Thursday, 3 April 2008

Save Jobs, Save Keele

Ever since the plans to close Keele's School of Economic and Management Studies and Centre for Health Planning and Management were announced shortly before Christmas, university management has met with three demonstrations, a one day strike, email bombs, non-cooperation on some admin, boycotts and leafleting of open days, adverse press ... all of this was leading up to this morning. At 10am Keele University's governing body, the council, heard Vice Chancellor Janet Finch's plans to force through 38 redundancies and replace SEMS - a key trade union academic resource - with a smaller and less specialised business school. This body, made up of sundry local notables, had within its power to rubber stamp the proposals, ask for significant modification or have them thrown out. Would they listen to the voices of staff, students and the wider academic community?

Even if they didn't listen the 250 demonstrators protesting outside made their chants and whistles heard! Considering the demonstration was taking place in the middle of the Easter holidays with many staff and students away from the campus such a turnout was good. It was boosted by contingents from the local labour movement and numbers of UCU activists from other HE institutions. There was an excellent atmosphere as the banners of Burslem CWU mingled with Telford Unison, Brighton UCU and West Midlands PCS. The march around campus was noisy and good natured and the left had a fairly good reception - Keele Socialist Party members and Socialist Students had no problem distributing literature and neither did the Socialist Worker sellers who parachuted in for the occasion.
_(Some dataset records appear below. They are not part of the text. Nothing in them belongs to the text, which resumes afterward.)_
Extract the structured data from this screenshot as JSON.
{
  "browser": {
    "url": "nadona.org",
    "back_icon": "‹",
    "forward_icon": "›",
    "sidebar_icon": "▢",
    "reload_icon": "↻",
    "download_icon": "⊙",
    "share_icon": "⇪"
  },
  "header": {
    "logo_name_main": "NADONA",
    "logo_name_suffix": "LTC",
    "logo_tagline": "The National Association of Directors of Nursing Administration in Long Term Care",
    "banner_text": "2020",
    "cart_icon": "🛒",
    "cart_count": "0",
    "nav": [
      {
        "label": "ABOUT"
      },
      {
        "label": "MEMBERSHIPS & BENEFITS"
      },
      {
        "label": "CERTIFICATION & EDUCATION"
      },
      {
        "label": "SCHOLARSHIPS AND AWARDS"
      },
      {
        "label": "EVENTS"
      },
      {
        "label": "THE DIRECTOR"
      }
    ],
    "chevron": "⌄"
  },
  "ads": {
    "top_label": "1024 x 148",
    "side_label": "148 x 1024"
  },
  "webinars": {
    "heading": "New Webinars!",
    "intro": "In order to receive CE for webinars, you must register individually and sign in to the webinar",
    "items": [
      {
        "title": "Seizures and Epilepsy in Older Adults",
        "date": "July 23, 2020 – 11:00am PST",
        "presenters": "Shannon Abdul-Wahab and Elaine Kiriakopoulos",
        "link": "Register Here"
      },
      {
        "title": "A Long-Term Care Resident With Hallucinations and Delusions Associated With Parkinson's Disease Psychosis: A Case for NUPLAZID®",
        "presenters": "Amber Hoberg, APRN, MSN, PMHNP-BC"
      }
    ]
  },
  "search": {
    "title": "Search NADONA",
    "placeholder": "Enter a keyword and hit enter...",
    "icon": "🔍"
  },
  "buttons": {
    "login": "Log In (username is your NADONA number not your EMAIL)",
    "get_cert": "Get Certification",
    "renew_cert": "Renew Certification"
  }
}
The demo was followed by a packed meeting in the KUSU ball room. We heard a number of trade union speakers. Notable contributions came from UCU Scotland president, Alastair Hunter; Roger McKenzie of the Midlands TUC; KUSU's Mark Holland; and SEMS action committee member and famous ethnographer, Paul Willis.

Alastair Hunter said something is wrong when a known centre of excellence is under threat. Is it coincidence SEMS teaches Industrial Relations? Coincidence it receives trade union income and trains labour movement activists? Coincidence it is not "business facing"? This attack is nothing to do with cutting costs - it is about ideology.

Roger McKenzie echoed many of Alastair's comments. "If this was about quality HE we would be talking about more resources". He argued the VC's plans are wider than Keele. It is about the elite's vision of higher education. They want education to be a service industry for business. Courses teaching working class people about the nature of the workplace have no place here.

Mark Holland said the VC tried to drive a wedge between staff and students by pretending it was a local departmental difficulty, that staff did not have students' best interests at heart. Fortunately KUSU's decision to back the UCU's actions were overwhelmingly passed at its AGM earlier in the year. "It would be misguided of us to side with management" he concluded.

Paul Willis took apart management's empty market forces mantras. They evoke markets and skills in reified ways - if this was the bottom line, Keele's actual "market dominance" of Industrial Relations would rule out SEMS closure. But it isn't. They are code words for discipline, control and fear. He finished by saying the heirs of the university are not the outside consultants the VC employed to dismember SEMS, but we are - the staff and students who constitute the academic community.

Unfortunately slightly after three news came through that the VC's plans were passed by council. Though it was a body blow this outcome was not entirely surprising. A general members meeting has been scheduled for next Tuesday to decide what the next steps will be. It is very likely the UCU will vote to escalate the dispute.


Anonymous said...

"It is very likely the UCU will vote to escalate the dispute."

Or they could go off and find jobs where they do something of real value to others in return for money. Come on, there must be something you can do that would genuinely benefit others!

How many of the "working class" people who've been trained in an antagonistic world view have actually benefited from it? Apart from those who have gone on to become similar academics, or those who've put their new found antagonism to good use as high-ranking trade unionists.

Anonymous said...

The fact that you feel that high -ranking trade unionists 'put their new found antagonism to good use' tells me that the last comment is both subjective and misinformed. Low C for you! Not for your opinion but your inability to present a sound argument supported by evidence. I suspect that you need to advance your reading beyond the Daily Mail!